(Component data from apps and pages)

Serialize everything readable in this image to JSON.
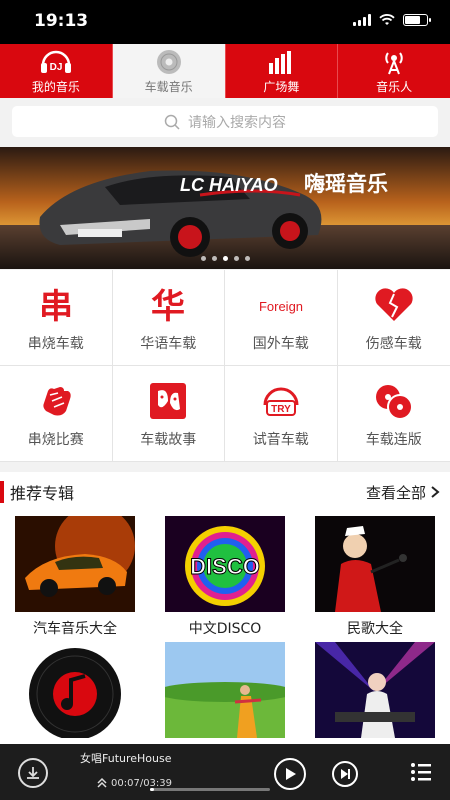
{
  "status": {
    "time": "19:13"
  },
  "tabs": [
    {
      "label": "我的音乐",
      "icon": "dj-headphones-icon"
    },
    {
      "label": "车载音乐",
      "icon": "disc-icon"
    },
    {
      "label": "广场舞",
      "icon": "bar-chart-icon"
    },
    {
      "label": "音乐人",
      "icon": "broadcast-tower-icon"
    }
  ],
  "active_tab": "车载音乐",
  "search": {
    "placeholder": "请输入搜索内容"
  },
  "banner": {
    "brand": "LC HAIYAO",
    "slogan": "嗨瑶音乐",
    "slide_count": 5,
    "active_slide": 2
  },
  "categories": [
    {
      "label": "串烧车载",
      "icon": "skewer-icon",
      "glyph": "串"
    },
    {
      "label": "华语车载",
      "icon": "chinese-char-icon",
      "glyph": "华"
    },
    {
      "label": "国外车载",
      "icon": "foreign-text-icon",
      "glyph": "Foreign"
    },
    {
      "label": "伤感车载",
      "icon": "broken-heart-icon"
    },
    {
      "label": "串烧比赛",
      "icon": "fist-icon"
    },
    {
      "label": "车载故事",
      "icon": "faces-icon"
    },
    {
      "label": "试音车载",
      "icon": "try-headphones-icon",
      "glyph": "TRY"
    },
    {
      "label": "车载连版",
      "icon": "discs-icon"
    }
  ],
  "section": {
    "title": "推荐专辑",
    "more": "查看全部"
  },
  "albums": [
    {
      "title": "汽车音乐大全",
      "cover": "orange-sports-car"
    },
    {
      "title": "中文DISCO",
      "cover": "disco-lights",
      "cover_text": "DISCO"
    },
    {
      "title": "民歌大全",
      "cover": "folk-singer"
    },
    {
      "title": "",
      "cover": "vinyl-note"
    },
    {
      "title": "",
      "cover": "meadow-dancer"
    },
    {
      "title": "",
      "cover": "dj-purple-lights"
    }
  ],
  "player": {
    "song": "女唱FutureHouse",
    "time": "00:07/03:39",
    "progress": 0.03
  },
  "colors": {
    "brand_red": "#d9080f",
    "player_bg": "#1d1d1d"
  }
}
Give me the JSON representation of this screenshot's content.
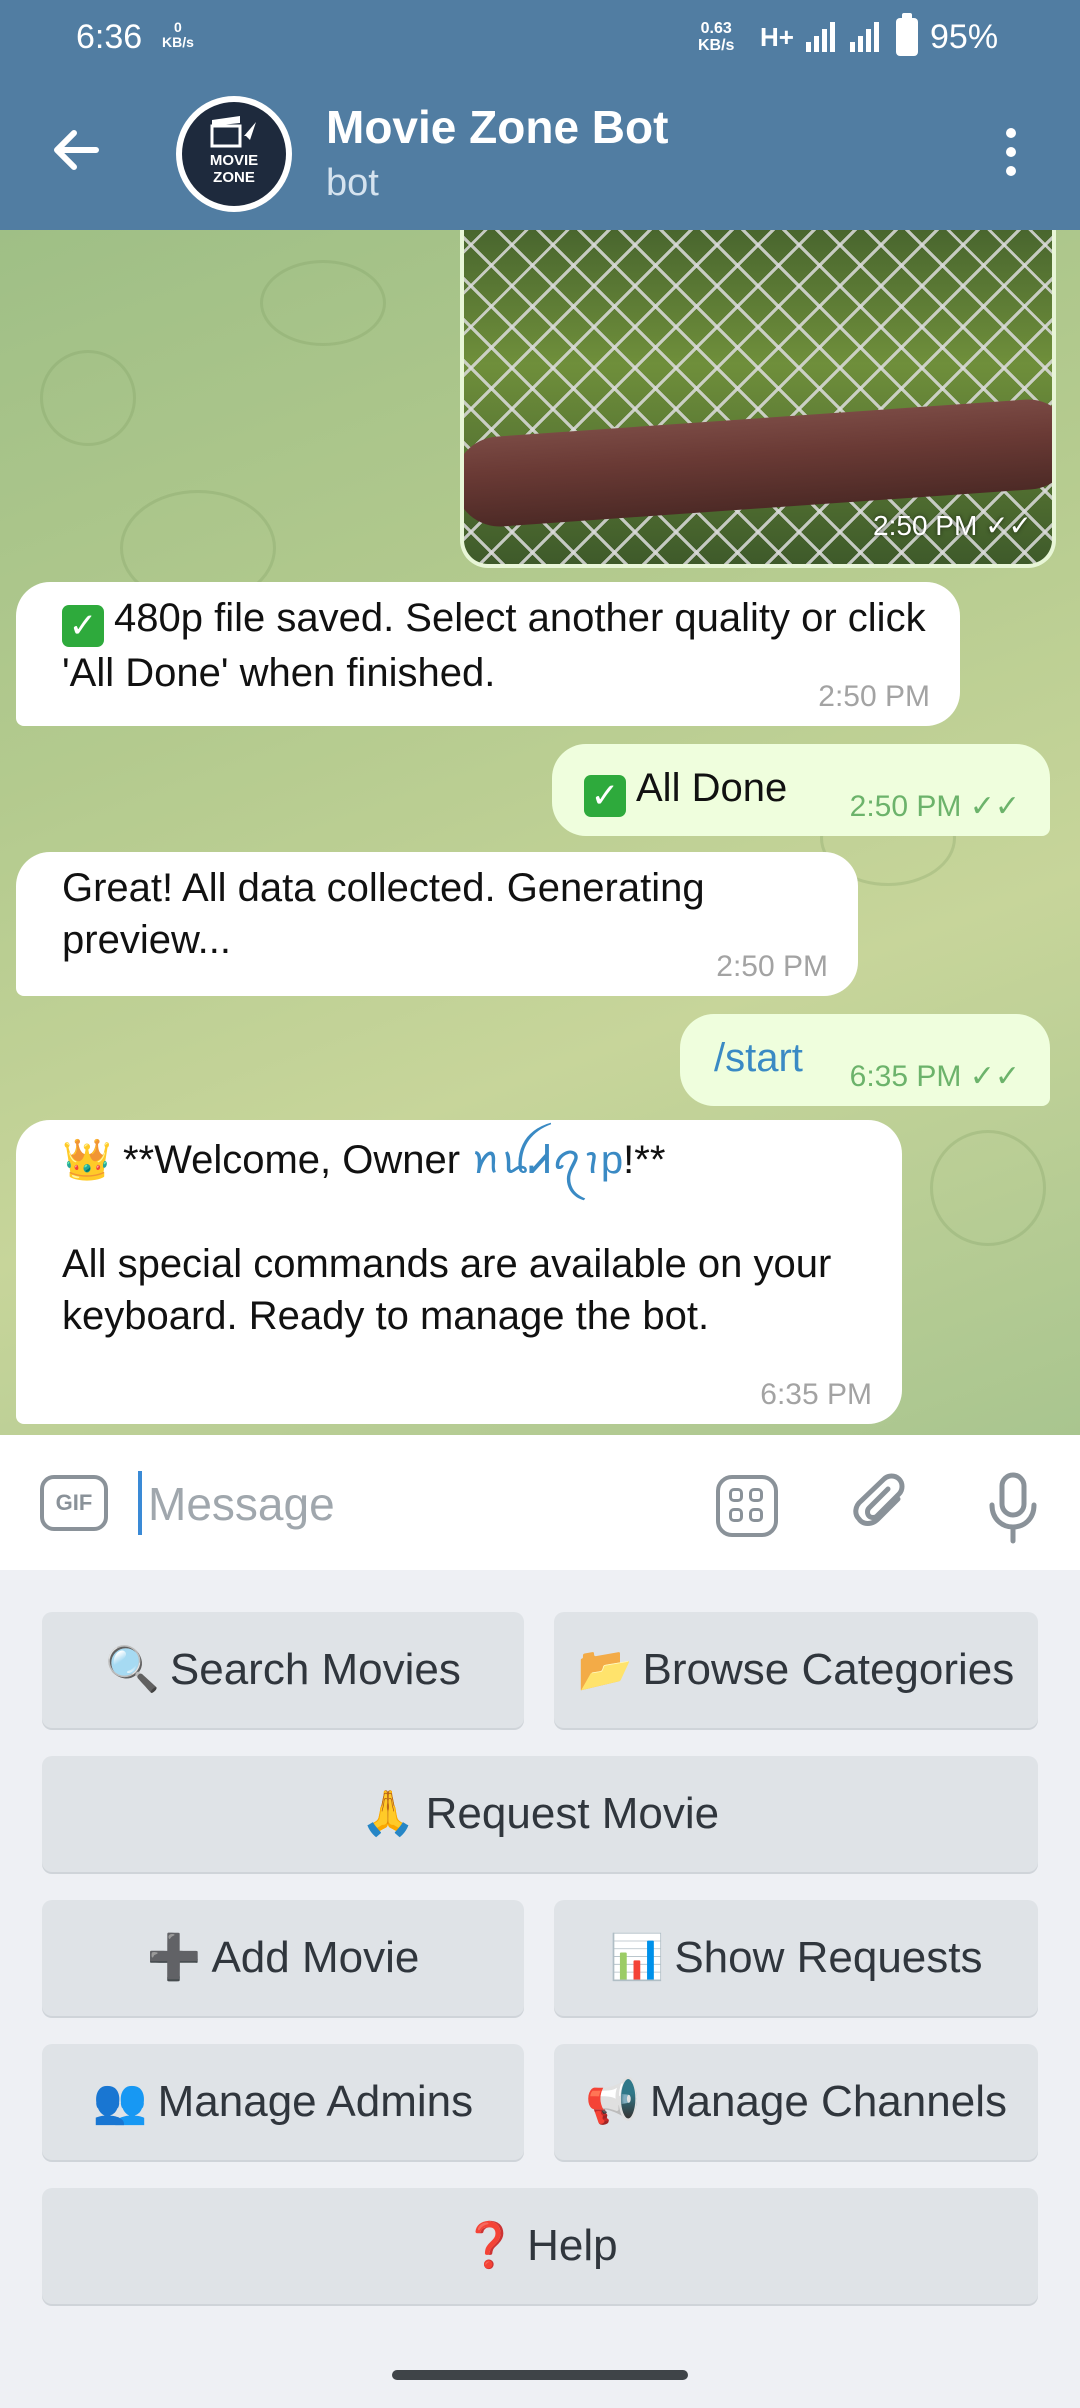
{
  "status_bar": {
    "time": "6:36",
    "speed_left_value": "0",
    "speed_left_unit": "KB/s",
    "speed_right_value": "0.63",
    "speed_right_unit": "KB/s",
    "network": "H+",
    "battery": "95%"
  },
  "header": {
    "title": "Movie Zone Bot",
    "subtitle": "bot",
    "avatar_line1": "MOVIE",
    "avatar_line2": "ZONE"
  },
  "messages": {
    "photo_time": "2:50 PM",
    "m1_text": "480p file saved. Select another quality or click 'All Done' when finished.",
    "m1_time": "2:50 PM",
    "m2_text": "All Done",
    "m2_time": "2:50 PM",
    "m3_text": "Great! All data collected. Generating preview...",
    "m3_time": "2:50 PM",
    "m4_text": "/start",
    "m4_time": "6:35 PM",
    "m5_prefix": "**Welcome, Owner ",
    "m5_handle": "ꪀꪊᏗꪖꪱp",
    "m5_suffix": "!**",
    "m5_body": "All special commands are available on your keyboard. Ready to manage the bot.",
    "m5_time": "6:35 PM"
  },
  "composer": {
    "placeholder": "Message",
    "gif_label": "GIF"
  },
  "keyboard": {
    "search": {
      "icon": "🔍",
      "label": "Search Movies"
    },
    "browse": {
      "icon": "📂",
      "label": "Browse Categories"
    },
    "request": {
      "icon": "🙏",
      "label": "Request Movie"
    },
    "add": {
      "icon": "➕",
      "label": "Add Movie"
    },
    "show": {
      "icon": "📊",
      "label": "Show Requests"
    },
    "admins": {
      "icon": "👥",
      "label": "Manage Admins"
    },
    "channels": {
      "icon": "📢",
      "label": "Manage Channels"
    },
    "help": {
      "icon": "❓",
      "label": "Help"
    }
  },
  "colors": {
    "header": "#517da2",
    "outgoing_bubble": "#effedd",
    "keyboard_button": "#dfe3e7",
    "read_check": "#6cb36b"
  }
}
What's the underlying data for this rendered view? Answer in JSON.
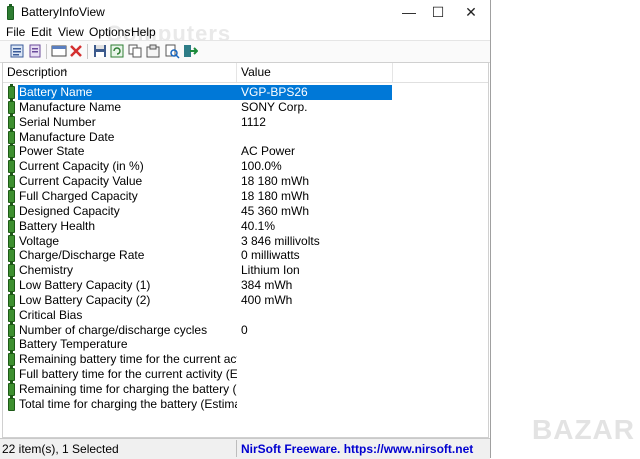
{
  "window": {
    "title": "BatteryInfoView"
  },
  "window_controls": {
    "minimize": "—",
    "maximize": "☐",
    "close": "✕"
  },
  "menu": [
    "File",
    "Edit",
    "View",
    "Options",
    "Help"
  ],
  "toolbar": {
    "icons": [
      "properties-icon",
      "battery-log-icon",
      "html-report-icon",
      "delete-icon",
      "save-icon",
      "refresh-icon",
      "copy-icon",
      "copy-selected-icon",
      "find-icon",
      "exit-icon"
    ]
  },
  "columns": {
    "description": "Description",
    "value": "Value"
  },
  "rows": [
    {
      "name": "Battery Name",
      "value": "VGP-BPS26"
    },
    {
      "name": "Manufacture Name",
      "value": "SONY Corp."
    },
    {
      "name": "Serial Number",
      "value": "1112"
    },
    {
      "name": "Manufacture Date",
      "value": ""
    },
    {
      "name": "Power State",
      "value": "AC Power"
    },
    {
      "name": "Current Capacity (in %)",
      "value": "100.0%"
    },
    {
      "name": "Current Capacity Value",
      "value": "18 180 mWh"
    },
    {
      "name": "Full Charged Capacity",
      "value": "18 180 mWh"
    },
    {
      "name": "Designed Capacity",
      "value": "45 360 mWh"
    },
    {
      "name": "Battery Health",
      "value": "40.1%"
    },
    {
      "name": "Voltage",
      "value": "3 846 millivolts"
    },
    {
      "name": "Charge/Discharge Rate",
      "value": "0 milliwatts"
    },
    {
      "name": "Chemistry",
      "value": "Lithium Ion"
    },
    {
      "name": "Low Battery Capacity (1)",
      "value": "384 mWh"
    },
    {
      "name": "Low Battery Capacity (2)",
      "value": "400 mWh"
    },
    {
      "name": "Critical Bias",
      "value": ""
    },
    {
      "name": "Number of charge/discharge cycles",
      "value": "0"
    },
    {
      "name": "Battery Temperature",
      "value": ""
    },
    {
      "name": "Remaining battery time for the current activity (Est...",
      "value": ""
    },
    {
      "name": "Full battery time for the current activity (Estimated)",
      "value": ""
    },
    {
      "name": "Remaining time for charging the battery (Estimated)",
      "value": ""
    },
    {
      "name": "Total  time for charging the battery (Estimated)",
      "value": ""
    }
  ],
  "selected_index": 0,
  "status": {
    "items": "22 item(s), 1 Selected",
    "credit": "NirSoft Freeware. https://www.nirsoft.net"
  },
  "watermark": "Computers",
  "brand_logo": "BAZAR",
  "colors": {
    "selection": "#0078d7",
    "battery_icon": "#3d8f2f",
    "credit_link": "#0000d0"
  }
}
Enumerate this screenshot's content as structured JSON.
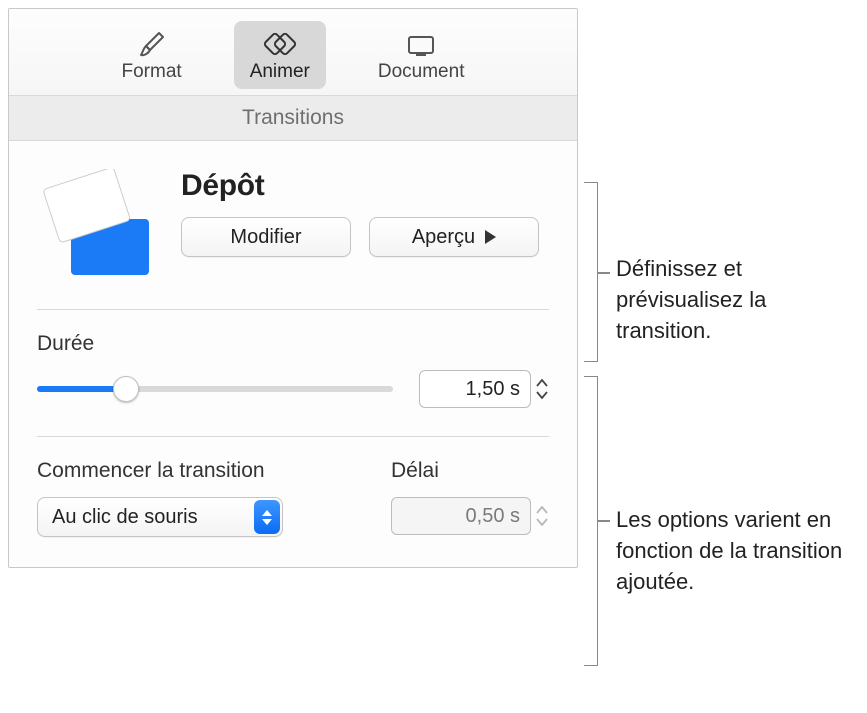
{
  "toolbar": {
    "format": "Format",
    "animate": "Animer",
    "document": "Document"
  },
  "section_header": "Transitions",
  "transition": {
    "name": "Dépôt",
    "modify_label": "Modifier",
    "preview_label": "Aperçu"
  },
  "duration": {
    "label": "Durée",
    "value": "1,50 s"
  },
  "start": {
    "label": "Commencer la transition",
    "value": "Au clic de souris"
  },
  "delay": {
    "label": "Délai",
    "value": "0,50 s"
  },
  "callouts": {
    "top": "Définissez et prévisualisez la transition.",
    "bottom": "Les options varient en fonction de la transition ajoutée."
  }
}
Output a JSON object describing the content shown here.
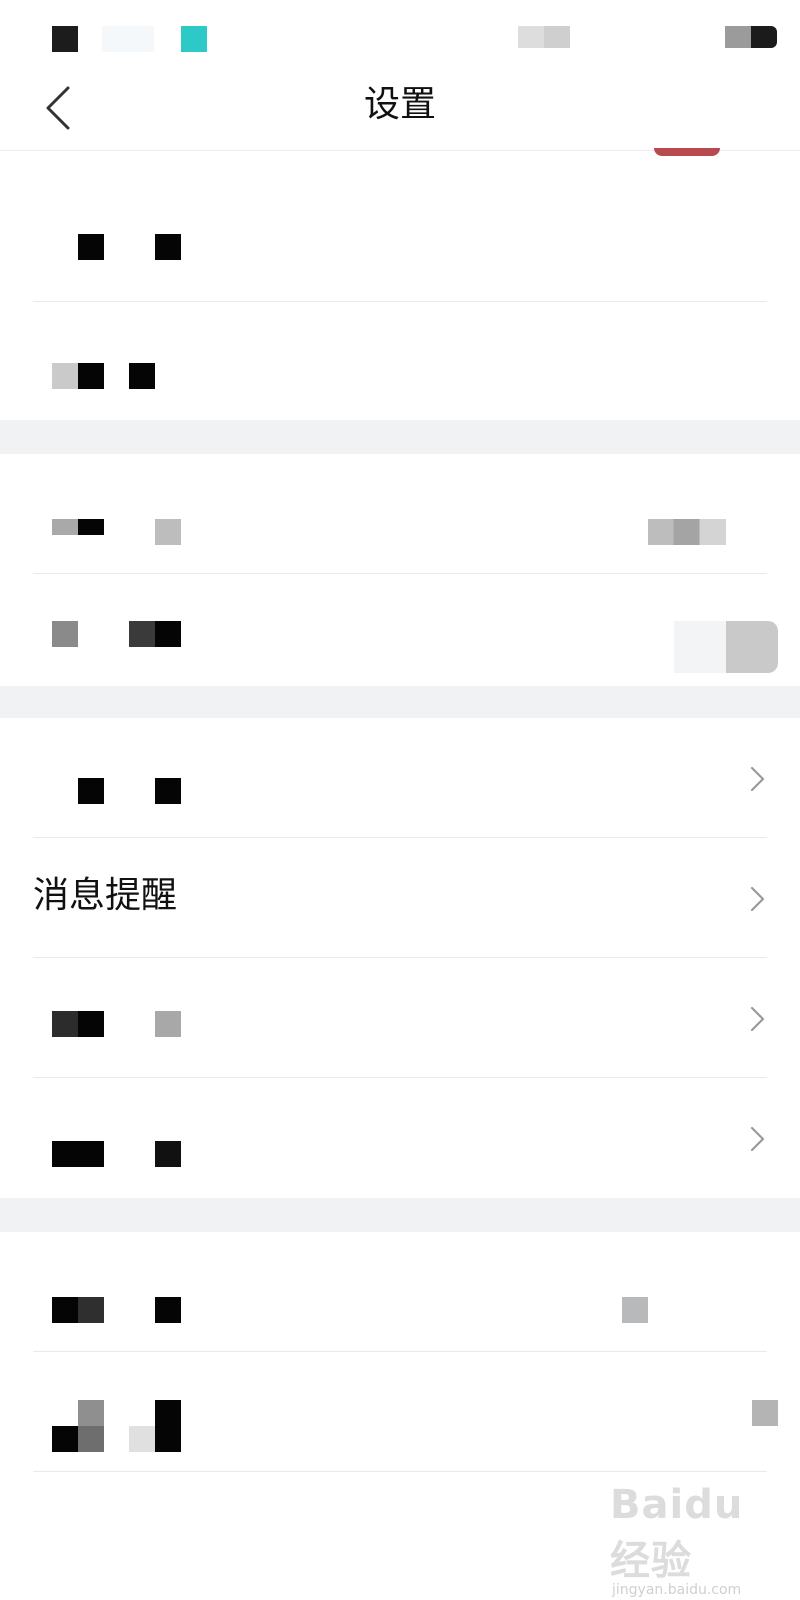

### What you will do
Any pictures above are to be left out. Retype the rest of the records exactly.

### Written answer
Serialize everything readable in this image to JSON.
{
  "status": {
    "time": "19:13"
  },
  "tabs": [
    {
      "label": "我的音乐",
      "icon": "dj-headphones-icon"
    },
    {
      "label": "车载音乐",
      "icon": "disc-icon"
    },
    {
      "label": "广场舞",
      "icon": "bar-chart-icon"
    },
    {
      "label": "音乐人",
      "icon": "broadcast-tower-icon"
    }
  ],
  "active_tab": "车载音乐",
  "search": {
    "placeholder": "请输入搜索内容"
  },
  "banner": {
    "brand": "LC HAIYAO",
    "slogan": "嗨瑶音乐",
    "slide_count": 5,
    "active_slide": 2
  },
  "categories": [
    {
      "label": "串烧车载",
      "icon": "skewer-icon",
      "glyph": "串"
    },
    {
      "label": "华语车载",
      "icon": "chinese-char-icon",
      "glyph": "华"
    },
    {
      "label": "国外车载",
      "icon": "foreign-text-icon",
      "glyph": "Foreign"
    },
    {
      "label": "伤感车载",
      "icon": "broken-heart-icon"
    },
    {
      "label": "串烧比赛",
      "icon": "fist-icon"
    },
    {
      "label": "车载故事",
      "icon": "faces-icon"
    },
    {
      "label": "试音车载",
      "icon": "try-headphones-icon",
      "glyph": "TRY"
    },
    {
      "label": "车载连版",
      "icon": "discs-icon"
    }
  ],
  "section": {
    "title": "推荐专辑",
    "more": "查看全部"
  },
  "albums": [
    {
      "title": "汽车音乐大全",
      "cover": "orange-sports-car"
    },
    {
      "title": "中文DISCO",
      "cover": "disco-lights",
      "cover_text": "DISCO"
    },
    {
      "title": "民歌大全",
      "cover": "folk-singer"
    },
    {
      "title": "",
      "cover": "vinyl-note"
    },
    {
      "title": "",
      "cover": "meadow-dancer"
    },
    {
      "title": "",
      "cover": "dj-purple-lights"
    }
  ],
  "player": {
    "song": "女唱FutureHouse",
    "time": "00:07/03:39",
    "progress": 0.03
  },
  "colors": {
    "brand_red": "#d9080f",
    "player_bg": "#1d1d1d"
  }
}
Give me the JSON representation of this screenshot's content.
{
  "status_bar": {
    "time": "6:36",
    "speed_left_value": "0",
    "speed_left_unit": "KB/s",
    "speed_right_value": "0.63",
    "speed_right_unit": "KB/s",
    "network": "H+",
    "battery": "95%"
  },
  "header": {
    "title": "Movie Zone Bot",
    "subtitle": "bot",
    "avatar_line1": "MOVIE",
    "avatar_line2": "ZONE"
  },
  "messages": {
    "photo_time": "2:50 PM",
    "m1_text": "480p file saved. Select another quality or click 'All Done' when finished.",
    "m1_time": "2:50 PM",
    "m2_text": "All Done",
    "m2_time": "2:50 PM",
    "m3_text": "Great! All data collected. Generating preview...",
    "m3_time": "2:50 PM",
    "m4_text": "/start",
    "m4_time": "6:35 PM",
    "m5_prefix": "**Welcome, Owner ",
    "m5_handle": "ꪀꪊᏗꪖꪱp",
    "m5_suffix": "!**",
    "m5_body": "All special commands are available on your keyboard. Ready to manage the bot.",
    "m5_time": "6:35 PM"
  },
  "composer": {
    "placeholder": "Message",
    "gif_label": "GIF"
  },
  "keyboard": {
    "search": {
      "icon": "🔍",
      "label": "Search Movies"
    },
    "browse": {
      "icon": "📂",
      "label": "Browse Categories"
    },
    "request": {
      "icon": "🙏",
      "label": "Request Movie"
    },
    "add": {
      "icon": "➕",
      "label": "Add Movie"
    },
    "show": {
      "icon": "📊",
      "label": "Show Requests"
    },
    "admins": {
      "icon": "👥",
      "label": "Manage Admins"
    },
    "channels": {
      "icon": "📢",
      "label": "Manage Channels"
    },
    "help": {
      "icon": "❓",
      "label": "Help"
    }
  },
  "colors": {
    "header": "#517da2",
    "outgoing_bubble": "#effedd",
    "keyboard_button": "#dfe3e7",
    "read_check": "#6cb36b"
  }
}
What's the underlying data for this rendered view? Answer in JSON.
{
  "window": {
    "title": "BatteryInfoView"
  },
  "window_controls": {
    "minimize": "—",
    "maximize": "☐",
    "close": "✕"
  },
  "menu": [
    "File",
    "Edit",
    "View",
    "Options",
    "Help"
  ],
  "toolbar": {
    "icons": [
      "properties-icon",
      "battery-log-icon",
      "html-report-icon",
      "delete-icon",
      "save-icon",
      "refresh-icon",
      "copy-icon",
      "copy-selected-icon",
      "find-icon",
      "exit-icon"
    ]
  },
  "columns": {
    "description": "Description",
    "value": "Value"
  },
  "rows": [
    {
      "name": "Battery Name",
      "value": "VGP-BPS26"
    },
    {
      "name": "Manufacture Name",
      "value": "SONY Corp."
    },
    {
      "name": "Serial Number",
      "value": "1112"
    },
    {
      "name": "Manufacture Date",
      "value": ""
    },
    {
      "name": "Power State",
      "value": "AC Power"
    },
    {
      "name": "Current Capacity (in %)",
      "value": "100.0%"
    },
    {
      "name": "Current Capacity Value",
      "value": "18 180 mWh"
    },
    {
      "name": "Full Charged Capacity",
      "value": "18 180 mWh"
    },
    {
      "name": "Designed Capacity",
      "value": "45 360 mWh"
    },
    {
      "name": "Battery Health",
      "value": "40.1%"
    },
    {
      "name": "Voltage",
      "value": "3 846 millivolts"
    },
    {
      "name": "Charge/Discharge Rate",
      "value": "0 milliwatts"
    },
    {
      "name": "Chemistry",
      "value": "Lithium Ion"
    },
    {
      "name": "Low Battery Capacity (1)",
      "value": "384 mWh"
    },
    {
      "name": "Low Battery Capacity (2)",
      "value": "400 mWh"
    },
    {
      "name": "Critical Bias",
      "value": ""
    },
    {
      "name": "Number of charge/discharge cycles",
      "value": "0"
    },
    {
      "name": "Battery Temperature",
      "value": ""
    },
    {
      "name": "Remaining battery time for the current activity (Est...",
      "value": ""
    },
    {
      "name": "Full battery time for the current activity (Estimated)",
      "value": ""
    },
    {
      "name": "Remaining time for charging the battery (Estimated)",
      "value": ""
    },
    {
      "name": "Total  time for charging the battery (Estimated)",
      "value": ""
    }
  ],
  "selected_index": 0,
  "status": {
    "items": "22 item(s), 1 Selected",
    "credit": "NirSoft Freeware. https://www.nirsoft.net"
  },
  "watermark": "Computers",
  "brand_logo": "BAZAR",
  "colors": {
    "selection": "#0078d7",
    "battery_icon": "#3d8f2f",
    "credit_link": "#0000d0"
  }
}
Enumerate this screenshot's content as structured JSON.
{
  "toolbar": {
    "format": "Format",
    "animate": "Animer",
    "document": "Document"
  },
  "section_header": "Transitions",
  "transition": {
    "name": "Dépôt",
    "modify_label": "Modifier",
    "preview_label": "Aperçu"
  },
  "duration": {
    "label": "Durée",
    "value": "1,50 s"
  },
  "start": {
    "label": "Commencer la transition",
    "value": "Au clic de souris"
  },
  "delay": {
    "label": "Délai",
    "value": "0,50 s"
  },
  "callouts": {
    "top": "Définissez et prévisualisez la transition.",
    "bottom": "Les options varient en fonction de la transition ajoutée."
  }
}
Output a JSON object describing the content shown here.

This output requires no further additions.